In the year prior to examination, 244 individuals (4%) had one or more COPD exacerbations and 85 (1%) had their most recent exacerbation within two months of the examination date. In the first year of follow up, 129 participants had frequent COPD exacerbations (defined as two or more episodes).

Odds ratios for having frequent exacerbations in the first year of follow-up were 1.2, 1.7, and 3.7, respectively, for those with one, two and three elevated biomarkers, compared to those with no high biomarkers (trend: P=2 × 10−5), results of a multivariate-adjusted analysis revealed.

“The number of individuals with frequent exacerbations increased stepwise according to groups of inflammatory biomarkers,” the researchers wrote.

The number of COPD exacerbations in relation to biomarker presence was as follows:

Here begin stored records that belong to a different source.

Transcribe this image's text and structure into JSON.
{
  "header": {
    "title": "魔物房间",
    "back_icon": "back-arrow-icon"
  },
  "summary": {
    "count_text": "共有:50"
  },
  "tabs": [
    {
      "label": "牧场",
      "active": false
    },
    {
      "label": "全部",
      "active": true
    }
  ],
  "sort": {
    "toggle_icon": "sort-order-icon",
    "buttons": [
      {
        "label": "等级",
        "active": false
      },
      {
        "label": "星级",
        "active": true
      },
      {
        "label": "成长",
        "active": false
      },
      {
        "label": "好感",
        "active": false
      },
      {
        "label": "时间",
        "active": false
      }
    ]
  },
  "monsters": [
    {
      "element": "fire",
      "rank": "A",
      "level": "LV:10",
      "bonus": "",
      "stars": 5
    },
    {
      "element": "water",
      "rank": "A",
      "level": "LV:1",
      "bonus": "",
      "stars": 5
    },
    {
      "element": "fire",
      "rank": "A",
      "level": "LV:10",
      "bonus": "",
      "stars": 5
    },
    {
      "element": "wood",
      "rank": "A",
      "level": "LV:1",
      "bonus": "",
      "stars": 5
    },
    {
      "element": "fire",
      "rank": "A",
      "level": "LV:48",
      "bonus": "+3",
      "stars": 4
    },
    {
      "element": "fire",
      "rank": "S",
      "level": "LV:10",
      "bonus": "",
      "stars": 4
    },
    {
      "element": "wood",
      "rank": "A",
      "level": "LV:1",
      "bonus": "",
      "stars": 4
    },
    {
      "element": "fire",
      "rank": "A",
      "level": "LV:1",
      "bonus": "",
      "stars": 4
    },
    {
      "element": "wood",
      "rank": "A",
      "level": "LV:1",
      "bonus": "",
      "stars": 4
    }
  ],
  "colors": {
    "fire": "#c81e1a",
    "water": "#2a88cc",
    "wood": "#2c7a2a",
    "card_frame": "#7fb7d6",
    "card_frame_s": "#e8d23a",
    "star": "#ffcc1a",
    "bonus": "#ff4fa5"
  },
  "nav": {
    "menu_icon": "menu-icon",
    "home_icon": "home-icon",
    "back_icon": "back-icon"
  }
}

  • No elevated biomarkers (N=3,293) — 9 per 1,000 person years (95% CI: 6.6-13)
  • One elevated biomarker (N=1,831) — 17 per 1,000 person years (95% CI: 12-25)
  • Two elevated biomarkers (N=1,066) — 32 per 1,000 person years (95% CI: 24-46)
  • Three elevated biomarkers (N=384) — 81 per 1,000 person years (95% CI: 59-120)

At maximum follow-up, the corresponding hazard ratios were 1.4, 1.6 and 2.5 (trend: P = 1 × 10−8). For those with milder COPD and those with no history of exacerbations, the relative risks were consistent.

“Further investigation is needed to determine the clinical value of these biomarkers for risk stratification,” the researchers wrote.


  1. Thomson M et al. JAMA. 2013;309(22):2353-2361.